(Beginning of DATASET ENTRIES)

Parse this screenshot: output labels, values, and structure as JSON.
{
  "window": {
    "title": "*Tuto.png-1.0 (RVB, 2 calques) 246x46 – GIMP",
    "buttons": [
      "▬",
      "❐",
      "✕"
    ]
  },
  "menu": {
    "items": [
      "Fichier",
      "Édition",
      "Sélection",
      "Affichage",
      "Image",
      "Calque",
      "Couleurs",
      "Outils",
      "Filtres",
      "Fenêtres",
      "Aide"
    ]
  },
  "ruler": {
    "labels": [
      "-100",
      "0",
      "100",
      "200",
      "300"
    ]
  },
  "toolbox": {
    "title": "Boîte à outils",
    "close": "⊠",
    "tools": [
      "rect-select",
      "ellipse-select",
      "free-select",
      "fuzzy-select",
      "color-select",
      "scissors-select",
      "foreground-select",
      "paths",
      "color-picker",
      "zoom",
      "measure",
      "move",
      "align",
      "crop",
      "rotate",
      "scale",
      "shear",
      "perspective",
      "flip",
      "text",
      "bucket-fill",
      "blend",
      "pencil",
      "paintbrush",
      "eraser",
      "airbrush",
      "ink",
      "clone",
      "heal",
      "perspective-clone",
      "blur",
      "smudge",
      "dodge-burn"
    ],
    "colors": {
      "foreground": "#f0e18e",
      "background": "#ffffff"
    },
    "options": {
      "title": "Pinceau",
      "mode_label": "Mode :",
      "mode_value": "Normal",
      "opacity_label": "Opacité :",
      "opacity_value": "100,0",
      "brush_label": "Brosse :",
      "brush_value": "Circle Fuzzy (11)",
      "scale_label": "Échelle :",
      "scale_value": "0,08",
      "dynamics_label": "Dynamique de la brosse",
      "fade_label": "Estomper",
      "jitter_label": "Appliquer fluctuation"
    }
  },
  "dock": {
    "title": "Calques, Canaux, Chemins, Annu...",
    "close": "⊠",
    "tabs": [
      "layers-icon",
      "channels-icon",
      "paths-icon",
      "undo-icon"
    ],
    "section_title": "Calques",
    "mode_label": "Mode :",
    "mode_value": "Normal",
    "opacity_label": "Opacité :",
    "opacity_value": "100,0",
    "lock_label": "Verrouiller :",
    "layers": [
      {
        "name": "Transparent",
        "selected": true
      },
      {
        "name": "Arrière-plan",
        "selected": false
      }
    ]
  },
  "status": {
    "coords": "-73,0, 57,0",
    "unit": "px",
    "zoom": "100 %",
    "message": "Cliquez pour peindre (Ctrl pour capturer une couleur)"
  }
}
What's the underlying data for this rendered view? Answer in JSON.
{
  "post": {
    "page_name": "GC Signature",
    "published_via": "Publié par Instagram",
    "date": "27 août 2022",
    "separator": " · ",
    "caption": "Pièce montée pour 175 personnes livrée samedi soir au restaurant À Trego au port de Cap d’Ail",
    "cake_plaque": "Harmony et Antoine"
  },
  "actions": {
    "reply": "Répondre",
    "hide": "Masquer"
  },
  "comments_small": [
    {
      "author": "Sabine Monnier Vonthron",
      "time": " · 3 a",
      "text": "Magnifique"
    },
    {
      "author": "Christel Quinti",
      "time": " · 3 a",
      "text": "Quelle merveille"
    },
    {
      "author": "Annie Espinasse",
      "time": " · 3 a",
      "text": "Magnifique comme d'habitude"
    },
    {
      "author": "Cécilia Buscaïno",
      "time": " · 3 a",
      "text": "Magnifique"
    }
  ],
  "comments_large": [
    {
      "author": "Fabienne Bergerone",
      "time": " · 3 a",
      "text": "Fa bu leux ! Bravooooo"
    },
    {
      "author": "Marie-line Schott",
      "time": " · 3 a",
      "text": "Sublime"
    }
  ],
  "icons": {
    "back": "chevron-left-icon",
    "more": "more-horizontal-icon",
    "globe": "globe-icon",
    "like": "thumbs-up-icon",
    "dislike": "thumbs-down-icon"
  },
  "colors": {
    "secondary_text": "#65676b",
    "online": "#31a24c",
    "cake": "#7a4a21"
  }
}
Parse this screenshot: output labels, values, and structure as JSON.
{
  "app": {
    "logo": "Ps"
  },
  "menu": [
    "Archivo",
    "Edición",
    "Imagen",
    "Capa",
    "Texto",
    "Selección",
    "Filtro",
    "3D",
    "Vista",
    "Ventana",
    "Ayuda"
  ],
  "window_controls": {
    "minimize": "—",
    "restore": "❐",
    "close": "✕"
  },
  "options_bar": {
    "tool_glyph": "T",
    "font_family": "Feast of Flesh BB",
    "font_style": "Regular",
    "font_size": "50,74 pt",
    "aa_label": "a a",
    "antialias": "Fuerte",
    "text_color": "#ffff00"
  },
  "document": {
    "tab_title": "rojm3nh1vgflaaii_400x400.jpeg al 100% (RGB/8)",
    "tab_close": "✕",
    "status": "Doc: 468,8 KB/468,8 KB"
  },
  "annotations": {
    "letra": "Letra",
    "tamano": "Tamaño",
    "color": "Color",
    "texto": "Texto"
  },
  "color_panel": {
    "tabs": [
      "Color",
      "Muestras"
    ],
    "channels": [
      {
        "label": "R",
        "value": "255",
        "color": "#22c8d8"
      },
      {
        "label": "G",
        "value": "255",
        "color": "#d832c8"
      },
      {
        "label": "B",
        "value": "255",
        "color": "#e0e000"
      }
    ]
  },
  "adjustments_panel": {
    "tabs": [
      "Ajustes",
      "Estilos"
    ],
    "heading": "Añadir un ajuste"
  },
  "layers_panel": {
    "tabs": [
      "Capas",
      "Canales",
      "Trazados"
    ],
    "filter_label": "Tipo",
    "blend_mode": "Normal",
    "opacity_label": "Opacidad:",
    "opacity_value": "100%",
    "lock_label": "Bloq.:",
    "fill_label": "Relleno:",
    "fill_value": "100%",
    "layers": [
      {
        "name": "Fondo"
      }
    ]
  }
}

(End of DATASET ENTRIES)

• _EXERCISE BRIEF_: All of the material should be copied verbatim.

• _YOUR RESPONSE_:
Parse this screenshot: output labels, values, and structure as JSON.
{
  "window": {
    "title": "*Tuto.png-1.0 (RVB, 2 calques) 246x46 – GIMP",
    "buttons": [
      "▬",
      "❐",
      "✕"
    ]
  },
  "menu": {
    "items": [
      "Fichier",
      "Édition",
      "Sélection",
      "Affichage",
      "Image",
      "Calque",
      "Couleurs",
      "Outils",
      "Filtres",
      "Fenêtres",
      "Aide"
    ]
  },
  "ruler": {
    "labels": [
      "-100",
      "0",
      "100",
      "200",
      "300"
    ]
  },
  "toolbox": {
    "title": "Boîte à outils",
    "close": "⊠",
    "tools": [
      "rect-select",
      "ellipse-select",
      "free-select",
      "fuzzy-select",
      "color-select",
      "scissors-select",
      "foreground-select",
      "paths",
      "color-picker",
      "zoom",
      "measure",
      "move",
      "align",
      "crop",
      "rotate",
      "scale",
      "shear",
      "perspective",
      "flip",
      "text",
      "bucket-fill",
      "blend",
      "pencil",
      "paintbrush",
      "eraser",
      "airbrush",
      "ink",
      "clone",
      "heal",
      "perspective-clone",
      "blur",
      "smudge",
      "dodge-burn"
    ],
    "colors": {
      "foreground": "#f0e18e",
      "background": "#ffffff"
    },
    "options": {
      "title": "Pinceau",
      "mode_label": "Mode :",
      "mode_value": "Normal",
      "opacity_label": "Opacité :",
      "opacity_value": "100,0",
      "brush_label": "Brosse :",
      "brush_value": "Circle Fuzzy (11)",
      "scale_label": "Échelle :",
      "scale_value": "0,08",
      "dynamics_label": "Dynamique de la brosse",
      "fade_label": "Estomper",
      "jitter_label": "Appliquer fluctuation"
    }
  },
  "dock": {
    "title": "Calques, Canaux, Chemins, Annu...",
    "close": "⊠",
    "tabs": [
      "layers-icon",
      "channels-icon",
      "paths-icon",
      "undo-icon"
    ],
    "section_title": "Calques",
    "mode_label": "Mode :",
    "mode_value": "Normal",
    "opacity_label": "Opacité :",
    "opacity_value": "100,0",
    "lock_label": "Verrouiller :",
    "layers": [
      {
        "name": "Transparent",
        "selected": true
      },
      {
        "name": "Arrière-plan",
        "selected": false
      }
    ]
  },
  "status": {
    "coords": "-73,0, 57,0",
    "unit": "px",
    "zoom": "100 %",
    "message": "Cliquez pour peindre (Ctrl pour capturer une couleur)"
  }
}
What's the underlying data for this rendered view? Answer in JSON.
{
  "post": {
    "page_name": "GC Signature",
    "published_via": "Publié par Instagram",
    "date": "27 août 2022",
    "separator": " · ",
    "caption": "Pièce montée pour 175 personnes livrée samedi soir au restaurant À Trego au port de Cap d’Ail",
    "cake_plaque": "Harmony et Antoine"
  },
  "actions": {
    "reply": "Répondre",
    "hide": "Masquer"
  },
  "comments_small": [
    {
      "author": "Sabine Monnier Vonthron",
      "time": " · 3 a",
      "text": "Magnifique"
    },
    {
      "author": "Christel Quinti",
      "time": " · 3 a",
      "text": "Quelle merveille"
    },
    {
      "author": "Annie Espinasse",
      "time": " · 3 a",
      "text": "Magnifique comme d'habitude"
    },
    {
      "author": "Cécilia Buscaïno",
      "time": " · 3 a",
      "text": "Magnifique"
    }
  ],
  "comments_large": [
    {
      "author": "Fabienne Bergerone",
      "time": " · 3 a",
      "text": "Fa bu leux ! Bravooooo"
    },
    {
      "author": "Marie-line Schott",
      "time": " · 3 a",
      "text": "Sublime"
    }
  ],
  "icons": {
    "back": "chevron-left-icon",
    "more": "more-horizontal-icon",
    "globe": "globe-icon",
    "like": "thumbs-up-icon",
    "dislike": "thumbs-down-icon"
  },
  "colors": {
    "secondary_text": "#65676b",
    "online": "#31a24c",
    "cake": "#7a4a21"
  }
}
Parse this screenshot: output labels, values, and structure as JSON.
{
  "app": {
    "logo": "Ps"
  },
  "menu": [
    "Archivo",
    "Edición",
    "Imagen",
    "Capa",
    "Texto",
    "Selección",
    "Filtro",
    "3D",
    "Vista",
    "Ventana",
    "Ayuda"
  ],
  "window_controls": {
    "minimize": "—",
    "restore": "❐",
    "close": "✕"
  },
  "options_bar": {
    "tool_glyph": "T",
    "font_family": "Feast of Flesh BB",
    "font_style": "Regular",
    "font_size": "50,74 pt",
    "aa_label": "a a",
    "antialias": "Fuerte",
    "text_color": "#ffff00"
  },
  "document": {
    "tab_title": "rojm3nh1vgflaaii_400x400.jpeg al 100% (RGB/8)",
    "tab_close": "✕",
    "status": "Doc: 468,8 KB/468,8 KB"
  },
  "annotations": {
    "letra": "Letra",
    "tamano": "Tamaño",
    "color": "Color",
    "texto": "Texto"
  },
  "color_panel": {
    "tabs": [
      "Color",
      "Muestras"
    ],
    "channels": [
      {
        "label": "R",
        "value": "255",
        "color": "#22c8d8"
      },
      {
        "label": "G",
        "value": "255",
        "color": "#d832c8"
      },
      {
        "label": "B",
        "value": "255",
        "color": "#e0e000"
      }
    ]
  },
  "adjustments_panel": {
    "tabs": [
      "Ajustes",
      "Estilos"
    ],
    "heading": "Añadir un ajuste"
  },
  "layers_panel": {
    "tabs": [
      "Capas",
      "Canales",
      "Trazados"
    ],
    "filter_label": "Tipo",
    "blend_mode": "Normal",
    "opacity_label": "Opacidad:",
    "opacity_value": "100%",
    "lock_label": "Bloq.:",
    "fill_label": "Relleno:",
    "fill_value": "100%",
    "layers": [
      {
        "name": "Fondo"
      }
    ]
  }
}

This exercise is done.